In the absence of external economies or external diseconomies, a firms costs remain constant as the market output changes. Figure 14.11 illustrates the three possible cases and shows the long run market supply curve. The long run market supply curve shows how the quantity supplied in a market varies as the market p pp price varies after all the possible adjustments have been made, including changes in each firms plant and the number of firms in the market.

Changing Tastes and Advancing Technology g g g gy

Figure 14.11(a) shows that in the absence of external economies or external diseconomies, an increase in demand does not change the price in the long run. The long run market supply curve LSA is horizontal.

Changing Tastes and Advancing Technology g g g gy

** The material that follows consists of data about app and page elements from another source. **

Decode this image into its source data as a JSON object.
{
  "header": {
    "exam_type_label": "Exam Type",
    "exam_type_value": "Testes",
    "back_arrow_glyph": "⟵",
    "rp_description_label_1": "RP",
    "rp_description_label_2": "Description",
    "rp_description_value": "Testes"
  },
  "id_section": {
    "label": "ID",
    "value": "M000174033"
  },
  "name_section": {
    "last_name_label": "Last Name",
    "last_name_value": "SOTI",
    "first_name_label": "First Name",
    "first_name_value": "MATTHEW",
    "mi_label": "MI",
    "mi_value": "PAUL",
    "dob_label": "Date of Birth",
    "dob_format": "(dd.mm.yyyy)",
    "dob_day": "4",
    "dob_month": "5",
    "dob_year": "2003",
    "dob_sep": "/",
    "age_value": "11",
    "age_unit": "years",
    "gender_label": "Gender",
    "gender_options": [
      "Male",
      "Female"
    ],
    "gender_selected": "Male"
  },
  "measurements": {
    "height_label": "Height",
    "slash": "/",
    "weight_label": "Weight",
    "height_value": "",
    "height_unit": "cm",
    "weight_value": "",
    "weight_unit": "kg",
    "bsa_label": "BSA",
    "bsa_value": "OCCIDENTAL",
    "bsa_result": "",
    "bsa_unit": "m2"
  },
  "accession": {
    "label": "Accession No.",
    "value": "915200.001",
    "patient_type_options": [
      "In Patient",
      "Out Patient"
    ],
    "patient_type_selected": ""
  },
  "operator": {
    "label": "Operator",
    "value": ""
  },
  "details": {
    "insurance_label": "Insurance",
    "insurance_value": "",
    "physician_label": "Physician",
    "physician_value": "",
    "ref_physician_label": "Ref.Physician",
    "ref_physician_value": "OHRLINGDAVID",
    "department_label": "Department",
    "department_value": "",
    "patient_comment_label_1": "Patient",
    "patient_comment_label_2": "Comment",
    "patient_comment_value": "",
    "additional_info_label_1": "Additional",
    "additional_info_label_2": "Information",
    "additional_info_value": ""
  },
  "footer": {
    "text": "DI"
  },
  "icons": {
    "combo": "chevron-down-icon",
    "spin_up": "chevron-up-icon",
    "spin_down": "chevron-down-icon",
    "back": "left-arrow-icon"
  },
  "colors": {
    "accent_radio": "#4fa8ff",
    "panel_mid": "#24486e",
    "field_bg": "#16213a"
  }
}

Figure 14.11(c) shows that when external economies are present, an increase in demand brings a lower price in the long run. The long run market supply curve LSC is downward sloping.

Figure 14.11(b) shows that when external diseconomies are present, an increase in demand brings a higher price in the long run. The long run market supply curve LSB is upward sloping.

Changing Tastes & Advancing Technology g g g gy

TECHNOLOGICAL CHANGE New technologies are constantly discovered that lower costs. g y A new technology enables firms to produce at a lower average cost and a lower marginal costfirms cost curves shift cost firms downward. Firms that adopt the new technology make an economic profit.

Changing Tastes & Advancing Technology g g g gy

New technology firms enter and old technology firms either exit or adopt the new technology. Industry supply increases and the industry supply curve shifts rightward. The price falls and the quantity increases. Eventually, a new long run equilibrium emerges in which all firms use the new technology, the price equals minimum average total cost, and each firm makes zero economic profit.

Competition and Efficiency

EFFICIENT USE OF RESOURCES Resources are used efficiently when no one can be made better y off without making someone else worse off. This situation arises when marginal social benefit equals marginal social cost.

Competition and Efficiency

CHOICES, EQUILIBRIUM, AND EFFICIENCY We can describe an efficient use of resources in terms of the choices of consumers and firms coordinated in market equilibrium. Choices A consumers demand curve shows how the best budget allocation changes as the price of a good changes. ll h h f d h So consumers get the most value out of their resources at all points along their demand curves. , With no external benefits, the market demand curve is the marginal social benefit curve.

Competition and Efficiency

A competitive firms supply curve shows how the profit maximising quantity changes as the price of a good changes. So firms get the most value out of their resources at all points along their supply curves. With no external cost, the market supply curve is the marginal social cost curve.

Competition and Efficiency

Equilibrium and Efficiency In competitive equilibrium, resources are used efficientlythe quantity demanded equals the quantity supplied, so marginal i d d d l h i li d i l social benefit equals marginal social cost. The gains from trade for consumers is measured by consumer surplus. The gains from trade for producers is measured by producer surplus. p Total gains from trade equal total surplus. In long run equilibrium total surplus is maximised. maximised

Competition and Efficiency

Figure 14.12 illustrates an efficient allocation of resources i a perfectly in f tl competitive market. At the market price P*, each firm is producing the quantity q*at the lowest tit * t th l t possible long run average total cost. cost

Competition and Efficiency

Figure 14.12(b) shows the market. Along the market demand curve D = MSB, consumers are efficient. Along the market supply curve S = MSC, producers are efficient.

Competition and Efficiency

The quantity Q* and price P* are the competitive equilibrium values. ilib i l So competitive equilibrium is efficient. Total surplus, the sum of surplus consumer surplus and producer surplus, is maximised.